**WORK ORDER:** Word for word, give the entries back.

**SUPPLIED ENTRIES:**
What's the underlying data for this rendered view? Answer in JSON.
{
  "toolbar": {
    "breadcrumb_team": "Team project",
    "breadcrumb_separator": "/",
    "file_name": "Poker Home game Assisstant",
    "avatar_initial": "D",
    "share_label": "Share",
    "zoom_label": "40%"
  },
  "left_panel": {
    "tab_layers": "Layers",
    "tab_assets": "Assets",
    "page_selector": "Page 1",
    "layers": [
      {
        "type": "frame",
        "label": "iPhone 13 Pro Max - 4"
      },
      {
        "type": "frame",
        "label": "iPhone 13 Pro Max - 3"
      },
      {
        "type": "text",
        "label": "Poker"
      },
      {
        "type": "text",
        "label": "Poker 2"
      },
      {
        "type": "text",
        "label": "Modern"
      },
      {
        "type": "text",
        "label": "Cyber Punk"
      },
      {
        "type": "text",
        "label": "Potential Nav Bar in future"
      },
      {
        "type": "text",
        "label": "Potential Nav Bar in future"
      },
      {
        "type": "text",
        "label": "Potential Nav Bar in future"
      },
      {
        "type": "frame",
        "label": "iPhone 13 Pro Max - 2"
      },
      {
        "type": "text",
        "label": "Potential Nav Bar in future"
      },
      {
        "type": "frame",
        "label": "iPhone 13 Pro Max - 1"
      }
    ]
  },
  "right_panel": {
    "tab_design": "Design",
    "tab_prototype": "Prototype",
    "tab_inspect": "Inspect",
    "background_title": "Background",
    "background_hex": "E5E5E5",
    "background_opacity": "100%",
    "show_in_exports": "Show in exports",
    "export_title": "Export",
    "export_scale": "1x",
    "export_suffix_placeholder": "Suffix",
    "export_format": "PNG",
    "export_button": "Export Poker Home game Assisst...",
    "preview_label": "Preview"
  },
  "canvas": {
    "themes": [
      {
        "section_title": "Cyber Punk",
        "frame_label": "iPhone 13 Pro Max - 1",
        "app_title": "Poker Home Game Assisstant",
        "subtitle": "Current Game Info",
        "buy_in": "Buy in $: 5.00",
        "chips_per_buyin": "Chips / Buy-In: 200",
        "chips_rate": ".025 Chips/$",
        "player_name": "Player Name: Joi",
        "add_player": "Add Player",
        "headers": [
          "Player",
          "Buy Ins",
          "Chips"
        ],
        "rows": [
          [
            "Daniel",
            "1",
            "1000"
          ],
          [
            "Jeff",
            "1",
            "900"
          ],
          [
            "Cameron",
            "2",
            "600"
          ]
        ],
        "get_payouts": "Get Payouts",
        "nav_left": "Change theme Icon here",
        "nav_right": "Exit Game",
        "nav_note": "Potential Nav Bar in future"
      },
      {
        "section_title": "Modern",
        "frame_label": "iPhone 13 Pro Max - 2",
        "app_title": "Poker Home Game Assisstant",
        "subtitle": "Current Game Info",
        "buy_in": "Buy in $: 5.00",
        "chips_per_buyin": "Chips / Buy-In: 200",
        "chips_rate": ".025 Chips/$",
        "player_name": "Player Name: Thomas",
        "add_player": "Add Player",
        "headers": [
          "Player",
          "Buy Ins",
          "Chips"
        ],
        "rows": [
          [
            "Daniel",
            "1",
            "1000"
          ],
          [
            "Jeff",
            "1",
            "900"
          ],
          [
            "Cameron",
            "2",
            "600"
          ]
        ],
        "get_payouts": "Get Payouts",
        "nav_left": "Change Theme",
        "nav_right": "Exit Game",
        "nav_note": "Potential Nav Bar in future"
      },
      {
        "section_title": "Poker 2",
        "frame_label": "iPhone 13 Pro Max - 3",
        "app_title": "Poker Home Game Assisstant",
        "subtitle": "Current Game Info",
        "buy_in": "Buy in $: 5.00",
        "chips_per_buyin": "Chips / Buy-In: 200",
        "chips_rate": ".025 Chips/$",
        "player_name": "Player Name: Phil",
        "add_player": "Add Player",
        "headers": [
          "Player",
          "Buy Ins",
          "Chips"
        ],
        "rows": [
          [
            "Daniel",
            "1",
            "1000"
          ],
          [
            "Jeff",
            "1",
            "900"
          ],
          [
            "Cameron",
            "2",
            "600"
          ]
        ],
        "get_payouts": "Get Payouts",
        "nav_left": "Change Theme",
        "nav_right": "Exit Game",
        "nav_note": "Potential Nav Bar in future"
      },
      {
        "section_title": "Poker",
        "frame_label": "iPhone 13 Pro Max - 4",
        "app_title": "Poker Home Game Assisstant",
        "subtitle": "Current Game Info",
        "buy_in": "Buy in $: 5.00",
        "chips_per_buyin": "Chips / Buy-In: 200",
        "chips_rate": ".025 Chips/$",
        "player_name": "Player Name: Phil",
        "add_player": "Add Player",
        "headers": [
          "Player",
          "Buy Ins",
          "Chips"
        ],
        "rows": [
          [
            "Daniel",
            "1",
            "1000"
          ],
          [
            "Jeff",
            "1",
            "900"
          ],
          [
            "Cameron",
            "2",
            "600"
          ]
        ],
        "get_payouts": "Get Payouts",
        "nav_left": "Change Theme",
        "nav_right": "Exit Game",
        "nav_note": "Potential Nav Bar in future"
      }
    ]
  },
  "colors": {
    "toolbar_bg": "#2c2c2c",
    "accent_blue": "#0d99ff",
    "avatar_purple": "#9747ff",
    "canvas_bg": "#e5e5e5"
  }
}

**TASK RESULT:**
What's the underlying data for this rendered view? Answer in JSON.
{
  "toolbar": {
    "breadcrumb_team": "Team project",
    "breadcrumb_separator": "/",
    "file_name": "Poker Home game Assisstant",
    "avatar_initial": "D",
    "share_label": "Share",
    "zoom_label": "40%"
  },
  "left_panel": {
    "tab_layers": "Layers",
    "tab_assets": "Assets",
    "page_selector": "Page 1",
    "layers": [
      {
        "type": "frame",
        "label": "iPhone 13 Pro Max - 4"
      },
      {
        "type": "frame",
        "label": "iPhone 13 Pro Max - 3"
      },
      {
        "type": "text",
        "label": "Poker"
      },
      {
        "type": "text",
        "label": "Poker 2"
      },
      {
        "type": "text",
        "label": "Modern"
      },
      {
        "type": "text",
        "label": "Cyber Punk"
      },
      {
        "type": "text",
        "label": "Potential Nav Bar in future"
      },
      {
        "type": "text",
        "label": "Potential Nav Bar in future"
      },
      {
        "type": "text",
        "label": "Potential Nav Bar in future"
      },
      {
        "type": "frame",
        "label": "iPhone 13 Pro Max - 2"
      },
      {
        "type": "text",
        "label": "Potential Nav Bar in future"
      },
      {
        "type": "frame",
        "label": "iPhone 13 Pro Max - 1"
      }
    ]
  },
  "right_panel": {
    "tab_design": "Design",
    "tab_prototype": "Prototype",
    "tab_inspect": "Inspect",
    "background_title": "Background",
    "background_hex": "E5E5E5",
    "background_opacity": "100%",
    "show_in_exports": "Show in exports",
    "export_title": "Export",
    "export_scale": "1x",
    "export_suffix_placeholder": "Suffix",
    "export_format": "PNG",
    "export_button": "Export Poker Home game Assisst...",
    "preview_label": "Preview"
  },
  "canvas": {
    "themes": [
      {
        "section_title": "Cyber Punk",
        "frame_label": "iPhone 13 Pro Max - 1",
        "app_title": "Poker Home Game Assisstant",
        "subtitle": "Current Game Info",
        "buy_in": "Buy in $: 5.00",
        "chips_per_buyin": "Chips / Buy-In: 200",
        "chips_rate": ".025 Chips/$",
        "player_name": "Player Name: Joi",
        "add_player": "Add Player",
        "headers": [
          "Player",
          "Buy Ins",
          "Chips"
        ],
        "rows": [
          [
            "Daniel",
            "1",
            "1000"
          ],
          [
            "Jeff",
            "1",
            "900"
          ],
          [
            "Cameron",
            "2",
            "600"
          ]
        ],
        "get_payouts": "Get Payouts",
        "nav_left": "Change theme Icon here",
        "nav_right": "Exit Game",
        "nav_note": "Potential Nav Bar in future"
      },
      {
        "section_title": "Modern",
        "frame_label": "iPhone 13 Pro Max - 2",
        "app_title": "Poker Home Game Assisstant",
        "subtitle": "Current Game Info",
        "buy_in": "Buy in $: 5.00",
        "chips_per_buyin": "Chips / Buy-In: 200",
        "chips_rate": ".025 Chips/$",
        "player_name": "Player Name: Thomas",
        "add_player": "Add Player",
        "headers": [
          "Player",
          "Buy Ins",
          "Chips"
        ],
        "rows": [
          [
            "Daniel",
            "1",
            "1000"
          ],
          [
            "Jeff",
            "1",
            "900"
          ],
          [
            "Cameron",
            "2",
            "600"
          ]
        ],
        "get_payouts": "Get Payouts",
        "nav_left": "Change Theme",
        "nav_right": "Exit Game",
        "nav_note": "Potential Nav Bar in future"
      },
      {
        "section_title": "Poker 2",
        "frame_label": "iPhone 13 Pro Max - 3",
        "app_title": "Poker Home Game Assisstant",
        "subtitle": "Current Game Info",
        "buy_in": "Buy in $: 5.00",
        "chips_per_buyin": "Chips / Buy-In: 200",
        "chips_rate": ".025 Chips/$",
        "player_name": "Player Name: Phil",
        "add_player": "Add Player",
        "headers": [
          "Player",
          "Buy Ins",
          "Chips"
        ],
        "rows": [
          [
            "Daniel",
            "1",
            "1000"
          ],
          [
            "Jeff",
            "1",
            "900"
          ],
          [
            "Cameron",
            "2",
            "600"
          ]
        ],
        "get_payouts": "Get Payouts",
        "nav_left": "Change Theme",
        "nav_right": "Exit Game",
        "nav_note": "Potential Nav Bar in future"
      },
      {
        "section_title": "Poker",
        "frame_label": "iPhone 13 Pro Max - 4",
        "app_title": "Poker Home Game Assisstant",
        "subtitle": "Current Game Info",
        "buy_in": "Buy in $: 5.00",
        "chips_per_buyin": "Chips / Buy-In: 200",
        "chips_rate": ".025 Chips/$",
        "player_name": "Player Name: Phil",
        "add_player": "Add Player",
        "headers": [
          "Player",
          "Buy Ins",
          "Chips"
        ],
        "rows": [
          [
            "Daniel",
            "1",
            "1000"
          ],
          [
            "Jeff",
            "1",
            "900"
          ],
          [
            "Cameron",
            "2",
            "600"
          ]
        ],
        "get_payouts": "Get Payouts",
        "nav_left": "Change Theme",
        "nav_right": "Exit Game",
        "nav_note": "Potential Nav Bar in future"
      }
    ]
  },
  "colors": {
    "toolbar_bg": "#2c2c2c",
    "accent_blue": "#0d99ff",
    "avatar_purple": "#9747ff",
    "canvas_bg": "#e5e5e5"
  }
}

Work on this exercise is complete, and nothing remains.